What does speying involve?
We can now spey female dogs using keyhole surgery – please see the separate section about keyhole surgery. This involves smaller wounds and quicker recovery times compared to ‘conventional’ surgery.
Under a general anaesthetic, an incision is made in the middle of the belly. We then locate and remove both ovaries and most of the uterus (ovariohysterectomy) before stitching everything back together. The muscles and layers between the muscle and the skin are stitched with soluble stitches, but the skin stitches are not soluble, and will need to be removed 10 days after surgery. She will be given a pain killing injection and sent home with an oral pain killing anti-inflammatory medication.
Dogs almost always are able to go home the same day.
Speying is a big operation but one that we perform very commonly so are very familiar with.

Is there a risk from the anaesthetic?
A general anaesthetic (GA) can never be 100% guaranteed. As a hospital practice we regularly monitor our anaeshetic success rate. Over the past 5 years, we have monitoring 1000 successive anaesthetics on three separate occasions, and can report a 100% survival rate recorded when neutering dogs and cats. We are proud of this, but have never and will never be complacent about GAs, and we are fully aware of the great responsibility we have while your pet is with us for an anaesthetic, or indeed any procedure. The risks of the GA are far outweighed by the benefits.

What can I expect when she comes home?
Your dog may be quiet for a few days following the surgery, this is entirely normal and actually helps them heal. You need to keep her to lead-only exercise until the stitches are removed. Dogs that are active during the week following surgery are more likely to develop complications such as fluid building up under the stitches, so please try to keep her quiet! It is not helpful for her to lick the wound, she may need a buster collar ('lamp shade' to prevent licking).

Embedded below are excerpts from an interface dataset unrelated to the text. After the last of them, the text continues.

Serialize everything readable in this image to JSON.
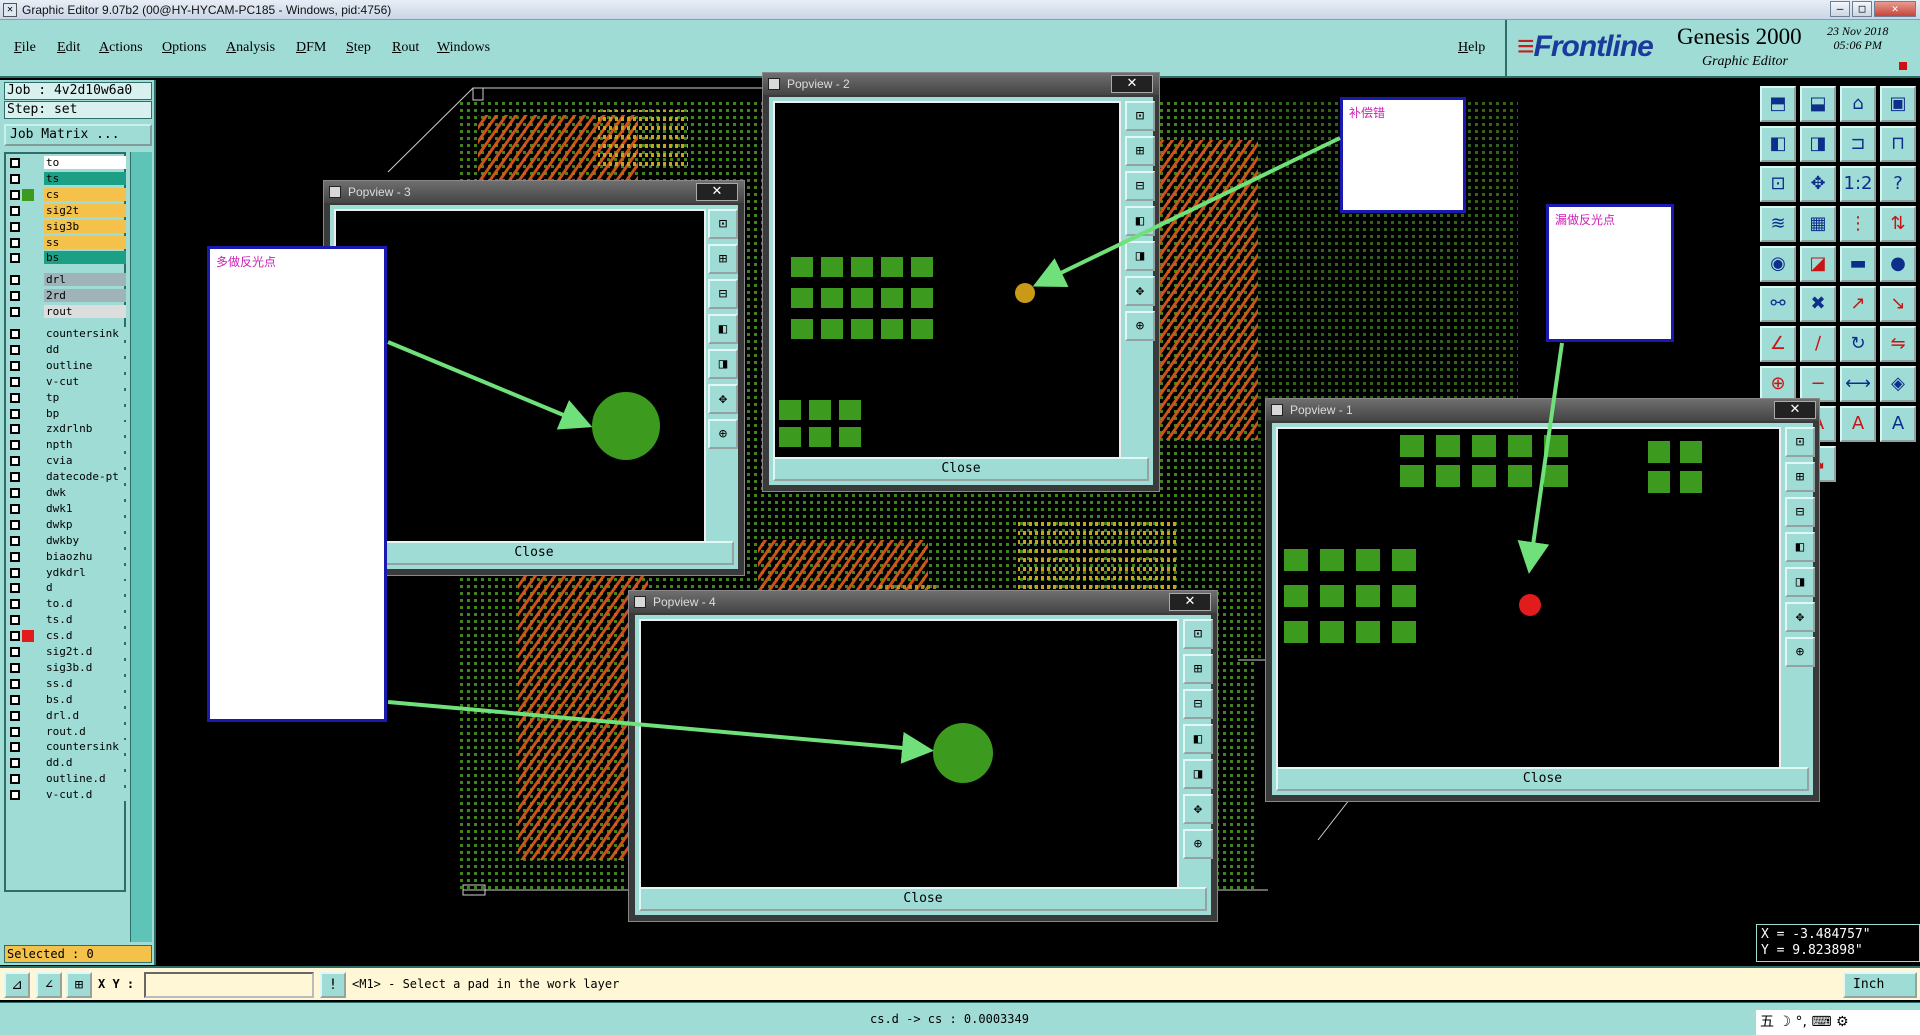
{
  "window": {
    "title": "Graphic Editor 9.07b2 (00@HY-HYCAM-PC185 - Windows, pid:4756)",
    "min_label": "–",
    "max_label": "□",
    "close_label": "✕"
  },
  "menu": [
    "File",
    "Edit",
    "Actions",
    "Options",
    "Analysis",
    "DFM",
    "Step",
    "Rout",
    "Windows"
  ],
  "help_label": "Help",
  "brand": {
    "logo": "Frontline",
    "product": "Genesis 2000",
    "subtitle": "Graphic Editor",
    "date_line1": "23 Nov 2018",
    "time_line2": "05:06 PM"
  },
  "job": {
    "job_label": "Job  : 4v2d10w6a0",
    "step_label": "Step: set",
    "matrix_button": "Job Matrix ..."
  },
  "layers": [
    {
      "name": "to",
      "bg": "#ffffff",
      "sw": ""
    },
    {
      "name": "ts",
      "bg": "#1d9f86",
      "sw": ""
    },
    {
      "name": "cs",
      "bg": "#f4c24a",
      "sw": "#3c9a1e"
    },
    {
      "name": "sig2t",
      "bg": "#f4c24a",
      "sw": ""
    },
    {
      "name": "sig3b",
      "bg": "#f4c24a",
      "sw": ""
    },
    {
      "name": "ss",
      "bg": "#f4c24a",
      "sw": ""
    },
    {
      "name": "bs",
      "bg": "#1d9f86",
      "sw": ""
    },
    {
      "name": "drl",
      "bg": "#9fb3b8",
      "sw": ""
    },
    {
      "name": "2rd",
      "bg": "#9fb3b8",
      "sw": ""
    },
    {
      "name": "rout",
      "bg": "#dddddd",
      "sw": ""
    },
    {
      "name": "countersink",
      "bg": "#9fdcd6",
      "sw": ""
    },
    {
      "name": "dd",
      "bg": "#9fdcd6",
      "sw": ""
    },
    {
      "name": "outline",
      "bg": "#9fdcd6",
      "sw": ""
    },
    {
      "name": "v-cut",
      "bg": "#9fdcd6",
      "sw": ""
    },
    {
      "name": "tp",
      "bg": "#9fdcd6",
      "sw": ""
    },
    {
      "name": "bp",
      "bg": "#9fdcd6",
      "sw": ""
    },
    {
      "name": "zxdrlnb",
      "bg": "#9fdcd6",
      "sw": ""
    },
    {
      "name": "npth",
      "bg": "#9fdcd6",
      "sw": ""
    },
    {
      "name": "cvia",
      "bg": "#9fdcd6",
      "sw": ""
    },
    {
      "name": "datecode-pt",
      "bg": "#9fdcd6",
      "sw": ""
    },
    {
      "name": "dwk",
      "bg": "#9fdcd6",
      "sw": ""
    },
    {
      "name": "dwk1",
      "bg": "#9fdcd6",
      "sw": ""
    },
    {
      "name": "dwkp",
      "bg": "#9fdcd6",
      "sw": ""
    },
    {
      "name": "dwkby",
      "bg": "#9fdcd6",
      "sw": ""
    },
    {
      "name": "biaozhu",
      "bg": "#9fdcd6",
      "sw": ""
    },
    {
      "name": "ydkdrl",
      "bg": "#9fdcd6",
      "sw": ""
    },
    {
      "name": "d",
      "bg": "#9fdcd6",
      "sw": ""
    },
    {
      "name": "to.d",
      "bg": "#9fdcd6",
      "sw": ""
    },
    {
      "name": "ts.d",
      "bg": "#9fdcd6",
      "sw": ""
    },
    {
      "name": "cs.d",
      "bg": "#9fdcd6",
      "sw": "#e21c1c"
    },
    {
      "name": "sig2t.d",
      "bg": "#9fdcd6",
      "sw": ""
    },
    {
      "name": "sig3b.d",
      "bg": "#9fdcd6",
      "sw": ""
    },
    {
      "name": "ss.d",
      "bg": "#9fdcd6",
      "sw": ""
    },
    {
      "name": "bs.d",
      "bg": "#9fdcd6",
      "sw": ""
    },
    {
      "name": "drl.d",
      "bg": "#9fdcd6",
      "sw": ""
    },
    {
      "name": "rout.d",
      "bg": "#9fdcd6",
      "sw": ""
    },
    {
      "name": "countersink",
      "bg": "#9fdcd6",
      "sw": ""
    },
    {
      "name": "dd.d",
      "bg": "#9fdcd6",
      "sw": ""
    },
    {
      "name": "outline.d",
      "bg": "#9fdcd6",
      "sw": ""
    },
    {
      "name": "v-cut.d",
      "bg": "#9fdcd6",
      "sw": ""
    }
  ],
  "selected_label": "Selected : 0",
  "coords": {
    "x": "X = -3.484757\"",
    "y": "Y = 9.823898\""
  },
  "command": {
    "xy_label": "X Y :",
    "xy_value": "",
    "message": "<M1> - Select a pad in the work layer",
    "unit": "Inch"
  },
  "status": {
    "text": "cs.d -> cs : 0.0003349"
  },
  "tray": {
    "text": "五 ☽ °, ⌨ ⚙"
  },
  "popviews": {
    "p1": {
      "title": "Popview - 1",
      "close_x": "✕",
      "close": "Close"
    },
    "p2": {
      "title": "Popview - 2",
      "close_x": "✕",
      "close": "Close"
    },
    "p3": {
      "title": "Popview - 3",
      "close_x": "✕",
      "close": "Close"
    },
    "p4": {
      "title": "Popview - 4",
      "close_x": "✕",
      "close": "Close"
    }
  },
  "notes": {
    "n1": "多做反光点",
    "n2": "补偿错",
    "n3": "漏做反光点"
  },
  "colors": {
    "panel": "#9fdcd6",
    "pad_green": "#3c9a1e",
    "fiducial_orange": "#c89a17",
    "fiducial_red": "#e21c1c",
    "arrow": "#6fe07a",
    "trace_orange": "#e25a1b"
  }
}
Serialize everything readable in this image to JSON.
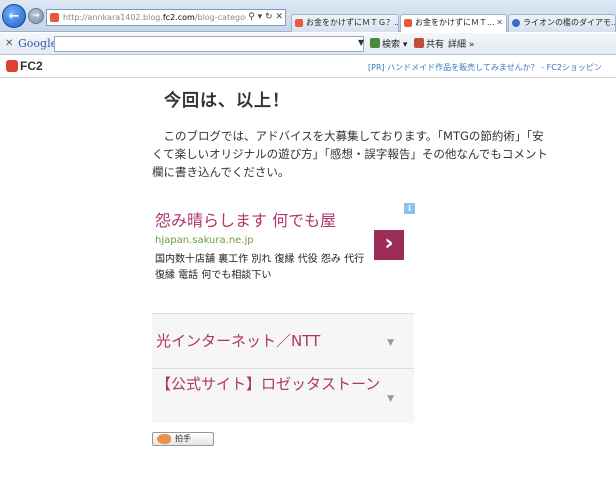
{
  "browser": {
    "address": "http://annkara1402.blog.fc2.com/blog-category-2.",
    "address_domain_part": "fc2.com",
    "address_prefix": "http://annkara1402.blog.",
    "address_suffix": "/blog-category-2.",
    "tabs": [
      {
        "label": "お金をかけずにＭＴＧ？...",
        "active": false
      },
      {
        "label": "お金をかけずにＭＴ...",
        "active": true
      },
      {
        "label": "ライオンの檻のダイアモ...",
        "active": false
      }
    ]
  },
  "google_toolbar": {
    "logo": "Google",
    "search_label": "検索",
    "share_label": "共有",
    "more_label": "詳細"
  },
  "fc2_bar": {
    "logo": "FC2",
    "pr_text": "[PR] ハンドメイド作品を販売してみませんか？ - FC2ショッピン"
  },
  "content": {
    "heading": "今回は、以上！",
    "paragraph": "　このブログでは、アドバイスを大募集しております。「MTGの節約術」「安くて楽しいオリジナルの遊び方」「感想・誤字報告」その他なんでもコメント欄に書き込んでください。"
  },
  "ad": {
    "title": "怨み晴らします 何でも屋",
    "url": "hjapan.sakura.ne.jp",
    "description": "国内数十店舗 裏工作 別れ 復縁 代役 怨み 代行 復縁 電話 何でも相談下い",
    "info_icon": "i"
  },
  "ad_links": [
    {
      "label": "光インターネット／NTT"
    },
    {
      "label": "【公式サイト】ロゼッタストーン"
    }
  ],
  "clap_button": {
    "label": "拍手"
  },
  "colors": {
    "ad_accent": "#b0356e",
    "ad_url": "#6aa03a",
    "ad_arrow_bg": "#9c2d59",
    "pr_link": "#3a78c2"
  }
}
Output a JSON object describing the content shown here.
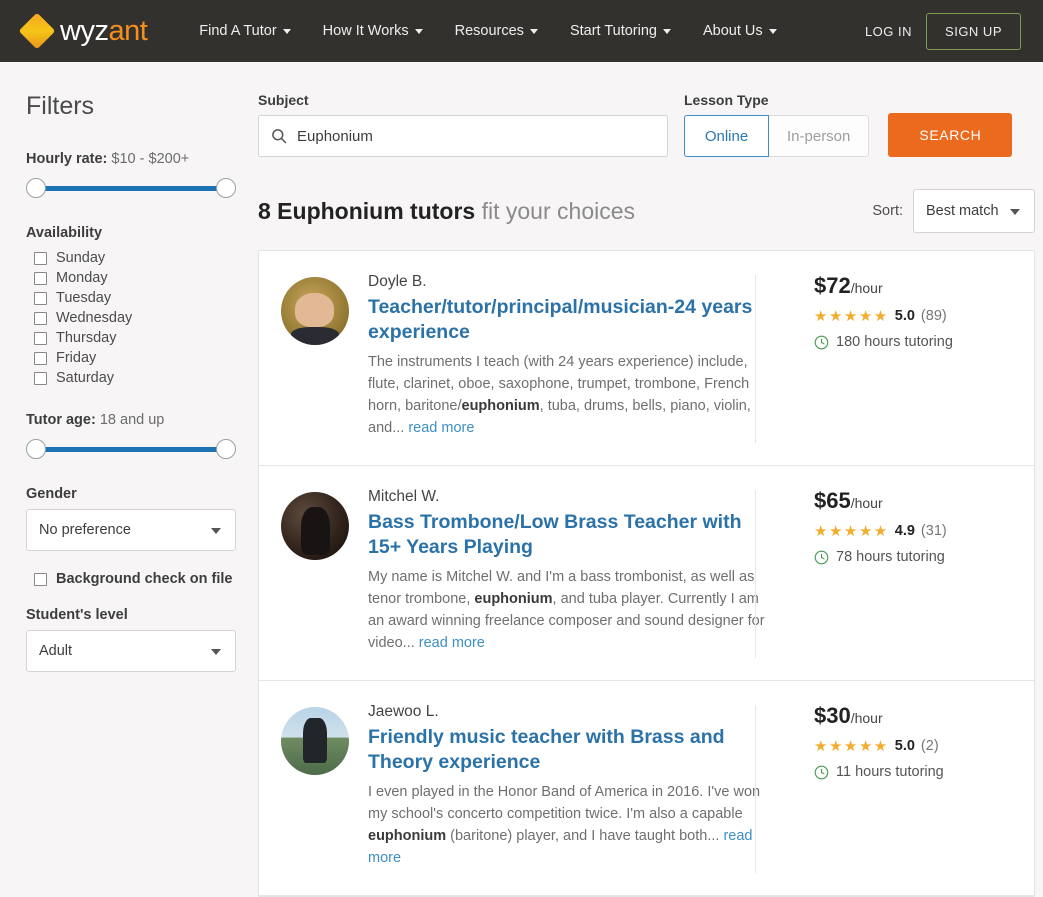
{
  "header": {
    "logo": {
      "part1": "wyz",
      "part2": "ant",
      "icon": "wyzant-diamond-logo"
    },
    "nav": [
      {
        "label": "Find A Tutor",
        "has_caret": true
      },
      {
        "label": "How It Works",
        "has_caret": true
      },
      {
        "label": "Resources",
        "has_caret": true
      },
      {
        "label": "Start Tutoring",
        "has_caret": true
      },
      {
        "label": "About Us",
        "has_caret": true
      }
    ],
    "login_label": "LOG IN",
    "signup_label": "SIGN UP",
    "bg_color": "#33312e",
    "signup_border_color": "#7d9b52",
    "logo_accent_color": "#f5901e"
  },
  "sidebar": {
    "title": "Filters",
    "hourly_rate": {
      "label": "Hourly rate:",
      "value": "$10 - $200+"
    },
    "availability": {
      "heading": "Availability",
      "days": [
        {
          "label": "Sunday",
          "checked": false
        },
        {
          "label": "Monday",
          "checked": false
        },
        {
          "label": "Tuesday",
          "checked": false
        },
        {
          "label": "Wednesday",
          "checked": false
        },
        {
          "label": "Thursday",
          "checked": false
        },
        {
          "label": "Friday",
          "checked": false
        },
        {
          "label": "Saturday",
          "checked": false
        }
      ]
    },
    "tutor_age": {
      "label": "Tutor age:",
      "value": "18 and up"
    },
    "gender": {
      "heading": "Gender",
      "selected": "No preference"
    },
    "background_check": {
      "label": "Background check on file",
      "checked": false
    },
    "student_level": {
      "heading": "Student's level",
      "selected": "Adult"
    },
    "slider_color": "#1d73b3"
  },
  "search": {
    "subject_label": "Subject",
    "subject_value": "Euphonium",
    "subject_icon": "search-icon",
    "lesson_type_label": "Lesson Type",
    "lesson_types": [
      {
        "label": "Online",
        "active": true
      },
      {
        "label": "In-person",
        "active": false
      }
    ],
    "search_button": "SEARCH",
    "search_button_color": "#ec6a1e",
    "active_toggle_color": "#2a7ab0"
  },
  "results": {
    "count_phrase": "8 Euphonium tutors",
    "suffix": " fit your choices",
    "sort_label": "Sort:",
    "sort_selected": "Best match",
    "link_color": "#2a72a8"
  },
  "tutors": [
    {
      "name": "Doyle B.",
      "headline": "Teacher/tutor/principal/musician-24 years experience",
      "bio_before": "The instruments I teach (with 24 years experience) include, flute, clarinet, oboe, saxophone, trumpet, trombone, French horn, baritone/",
      "bio_bold": "euphonium",
      "bio_after": ", tuba, drums, bells, piano, violin, and...",
      "read_more": "read more",
      "price": "$72",
      "price_unit": "/hour",
      "stars": "★★★★★",
      "rating": "5.0",
      "rating_count": "(89)",
      "hours": "180 hours tutoring",
      "avatar_name": "tutor-avatar-doyle-b"
    },
    {
      "name": "Mitchel W.",
      "headline": "Bass Trombone/Low Brass Teacher with 15+ Years Playing",
      "bio_before": "My name is Mitchel W. and I'm a bass trombonist, as well as tenor trombone, ",
      "bio_bold": "euphonium",
      "bio_after": ", and tuba player. Currently I am an award winning freelance composer and sound designer for video...",
      "read_more": "read more",
      "price": "$65",
      "price_unit": "/hour",
      "stars": "★★★★★",
      "rating": "4.9",
      "rating_count": "(31)",
      "hours": "78 hours tutoring",
      "avatar_name": "tutor-avatar-mitchel-w"
    },
    {
      "name": "Jaewoo L.",
      "headline": "Friendly music teacher with Brass and Theory experience",
      "bio_before": "I even played in the Honor Band of America in 2016. I've won my school's concerto competition twice. I'm also a capable ",
      "bio_bold": "euphonium",
      "bio_after": " (baritone) player, and I have taught both...",
      "read_more": "read more",
      "price": "$30",
      "price_unit": "/hour",
      "stars": "★★★★★",
      "rating": "5.0",
      "rating_count": "(2)",
      "hours": "11 hours tutoring",
      "avatar_name": "tutor-avatar-jaewoo-l"
    }
  ],
  "colors": {
    "page_bg": "#f7f5f5",
    "star_color": "#f0ad2e",
    "clock_color": "#4a9a53"
  }
}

Is it true that speyed females are prone to putting on weight?
Dogs are only in season for a few weeks of the year, so from a behavioural point of view, the female dog acts speyed most of the time. Having said that, unlike males, where no weight gain occurs following castration, females are prone to weight gain, possible due to a slight slowing of the metabolism following surgery. It may be necessary to reduce the amount you feed her or give a reduced calorie food.

I'm thinking of letting my dog have a litter first, as she is so special to me and I've love to have one of her puppies, is this a good idea?
No please don’t!!! Although this might seem like a good idea, in reality it can be a less than pleasant event! You need to consider;
• Whether she is healthy, does she have any problems that would be passed on to her offspring (eg umbilical hernias, poor teeth positioning, skin problems, heart disease);
• How are you going to choose which dog to use for mating? Mating can be an unpleasant procedure especially if the dog has not previously been used at stud.
• Do you know how to look after a whelping bitch?
• What if she needs a caesarean?
• Can you hand rear the puppies if she can't raise them - this involves feeding them every 2 hours for several weeks!!
• Will you find good homes for a large litter of puppies?

"This is a Super Practice"

"This is a Super Practice" - the verdict of the Royal College of Veterinary Surgeons after they inspected our Practice. Click on the photo for more details!

Do you know what Flea Dirts look like?

Do you know what Flea Dirts look like?

These are flea dirts in the fur of a cat. We are seeing this a lot at the moment. Please click on the photo to find out more about fleas and how to control them.

Keyhole Surgery

Keyhole Surgery

We are pleased to offer keyhole surgery here at Alfreton Park for bitch speys and other procedures. Smaller wounds, and quicker recovery times. For more info, click on the photo above

Pet Healthcare Plans

Pet Healthcare Plans

Have you considered signing up to our Pet Healthcare Plan? A monthly direct debit payment spreads the cost of your pet’s essential care over the year, including vaccinations, flea and worming. Please click on the image for more information.